Exercise description
Within the records, find every line that includes the word "dedicated" and copy it.

Entries from a dataset of interfaces:
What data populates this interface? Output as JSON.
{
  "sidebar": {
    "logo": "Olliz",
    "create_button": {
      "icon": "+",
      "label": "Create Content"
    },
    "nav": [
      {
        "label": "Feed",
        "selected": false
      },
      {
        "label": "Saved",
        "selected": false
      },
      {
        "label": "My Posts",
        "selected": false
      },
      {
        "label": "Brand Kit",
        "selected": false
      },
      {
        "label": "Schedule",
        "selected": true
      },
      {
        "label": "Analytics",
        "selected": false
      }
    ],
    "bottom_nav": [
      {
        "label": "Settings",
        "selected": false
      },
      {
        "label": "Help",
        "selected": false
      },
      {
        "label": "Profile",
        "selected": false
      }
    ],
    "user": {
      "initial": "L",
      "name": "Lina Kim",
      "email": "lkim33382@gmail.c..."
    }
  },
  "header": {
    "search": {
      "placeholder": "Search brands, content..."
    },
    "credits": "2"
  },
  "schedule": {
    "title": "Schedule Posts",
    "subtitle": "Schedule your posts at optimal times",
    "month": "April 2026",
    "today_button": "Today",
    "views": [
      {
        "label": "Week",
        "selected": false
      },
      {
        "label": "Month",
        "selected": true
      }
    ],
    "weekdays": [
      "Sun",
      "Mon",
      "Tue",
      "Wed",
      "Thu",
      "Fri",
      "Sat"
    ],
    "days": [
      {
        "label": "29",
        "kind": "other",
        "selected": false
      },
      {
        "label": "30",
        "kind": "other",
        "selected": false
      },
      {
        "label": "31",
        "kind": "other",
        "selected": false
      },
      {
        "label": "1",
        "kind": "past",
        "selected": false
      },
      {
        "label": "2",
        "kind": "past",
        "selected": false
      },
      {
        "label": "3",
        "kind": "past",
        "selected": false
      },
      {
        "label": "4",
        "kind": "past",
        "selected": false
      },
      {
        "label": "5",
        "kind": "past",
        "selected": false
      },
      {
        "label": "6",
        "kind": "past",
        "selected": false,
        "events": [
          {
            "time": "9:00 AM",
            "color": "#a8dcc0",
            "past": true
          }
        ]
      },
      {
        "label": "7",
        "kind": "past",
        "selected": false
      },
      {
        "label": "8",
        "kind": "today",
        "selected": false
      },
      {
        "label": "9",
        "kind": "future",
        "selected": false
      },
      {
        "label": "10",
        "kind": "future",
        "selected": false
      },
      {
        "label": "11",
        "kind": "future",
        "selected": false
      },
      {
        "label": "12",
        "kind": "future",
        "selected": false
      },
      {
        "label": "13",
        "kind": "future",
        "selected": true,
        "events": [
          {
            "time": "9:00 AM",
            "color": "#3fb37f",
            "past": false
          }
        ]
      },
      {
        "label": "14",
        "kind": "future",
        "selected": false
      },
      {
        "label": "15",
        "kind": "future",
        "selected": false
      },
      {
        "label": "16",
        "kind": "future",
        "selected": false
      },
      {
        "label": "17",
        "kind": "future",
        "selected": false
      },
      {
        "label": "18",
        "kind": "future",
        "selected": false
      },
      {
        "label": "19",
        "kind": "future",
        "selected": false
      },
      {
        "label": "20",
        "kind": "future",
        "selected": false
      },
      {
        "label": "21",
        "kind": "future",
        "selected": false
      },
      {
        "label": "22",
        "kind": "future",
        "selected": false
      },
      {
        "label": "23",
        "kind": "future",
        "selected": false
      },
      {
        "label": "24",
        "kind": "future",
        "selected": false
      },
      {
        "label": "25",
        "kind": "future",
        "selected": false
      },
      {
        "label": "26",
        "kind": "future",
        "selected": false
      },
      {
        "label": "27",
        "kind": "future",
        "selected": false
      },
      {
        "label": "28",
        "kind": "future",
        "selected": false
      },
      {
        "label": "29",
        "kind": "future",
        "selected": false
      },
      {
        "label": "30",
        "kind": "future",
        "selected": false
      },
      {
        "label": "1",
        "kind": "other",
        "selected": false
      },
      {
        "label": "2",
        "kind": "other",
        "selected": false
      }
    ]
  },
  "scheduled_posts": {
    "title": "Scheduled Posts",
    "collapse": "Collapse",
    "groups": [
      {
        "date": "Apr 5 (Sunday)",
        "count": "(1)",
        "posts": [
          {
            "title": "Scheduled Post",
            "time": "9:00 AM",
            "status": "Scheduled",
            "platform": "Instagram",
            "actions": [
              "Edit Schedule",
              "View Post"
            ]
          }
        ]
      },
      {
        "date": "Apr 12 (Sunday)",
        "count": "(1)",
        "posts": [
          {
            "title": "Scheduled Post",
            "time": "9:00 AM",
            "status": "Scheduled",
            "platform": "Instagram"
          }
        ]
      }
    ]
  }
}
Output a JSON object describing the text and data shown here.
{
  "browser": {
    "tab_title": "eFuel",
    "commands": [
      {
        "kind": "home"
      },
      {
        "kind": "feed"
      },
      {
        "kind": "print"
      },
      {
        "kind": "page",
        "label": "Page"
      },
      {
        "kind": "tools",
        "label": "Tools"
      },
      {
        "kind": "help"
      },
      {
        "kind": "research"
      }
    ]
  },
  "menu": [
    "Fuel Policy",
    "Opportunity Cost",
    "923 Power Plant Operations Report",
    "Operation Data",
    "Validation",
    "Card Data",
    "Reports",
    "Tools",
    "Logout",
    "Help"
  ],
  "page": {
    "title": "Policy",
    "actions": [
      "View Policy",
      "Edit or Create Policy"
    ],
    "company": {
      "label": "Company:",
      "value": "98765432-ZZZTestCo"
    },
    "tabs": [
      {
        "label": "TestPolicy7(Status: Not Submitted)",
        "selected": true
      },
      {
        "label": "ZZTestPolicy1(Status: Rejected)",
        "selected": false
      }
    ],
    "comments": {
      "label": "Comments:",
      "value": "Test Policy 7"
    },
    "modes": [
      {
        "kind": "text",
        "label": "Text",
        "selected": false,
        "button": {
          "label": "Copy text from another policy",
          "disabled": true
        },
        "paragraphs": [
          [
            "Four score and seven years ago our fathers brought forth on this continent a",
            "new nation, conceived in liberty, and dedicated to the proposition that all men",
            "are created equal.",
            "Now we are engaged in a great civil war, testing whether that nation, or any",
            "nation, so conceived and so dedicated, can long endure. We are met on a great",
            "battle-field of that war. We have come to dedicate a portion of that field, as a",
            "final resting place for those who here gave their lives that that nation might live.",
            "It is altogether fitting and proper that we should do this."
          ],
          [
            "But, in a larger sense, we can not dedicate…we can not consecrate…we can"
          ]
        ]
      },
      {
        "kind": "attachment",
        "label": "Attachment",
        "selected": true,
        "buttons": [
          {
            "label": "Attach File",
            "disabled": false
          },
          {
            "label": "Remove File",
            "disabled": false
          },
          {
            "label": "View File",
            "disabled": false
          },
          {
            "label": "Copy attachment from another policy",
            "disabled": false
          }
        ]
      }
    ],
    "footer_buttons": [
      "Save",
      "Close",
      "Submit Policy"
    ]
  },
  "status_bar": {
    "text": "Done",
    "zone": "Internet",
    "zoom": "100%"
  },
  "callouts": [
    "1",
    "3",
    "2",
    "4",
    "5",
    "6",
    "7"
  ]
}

Expected answer
            "new nation, conceived in liberty, and dedicated to the proposition that all men",
            "nation, so conceived and so dedicated, can long endure. We are met on a great",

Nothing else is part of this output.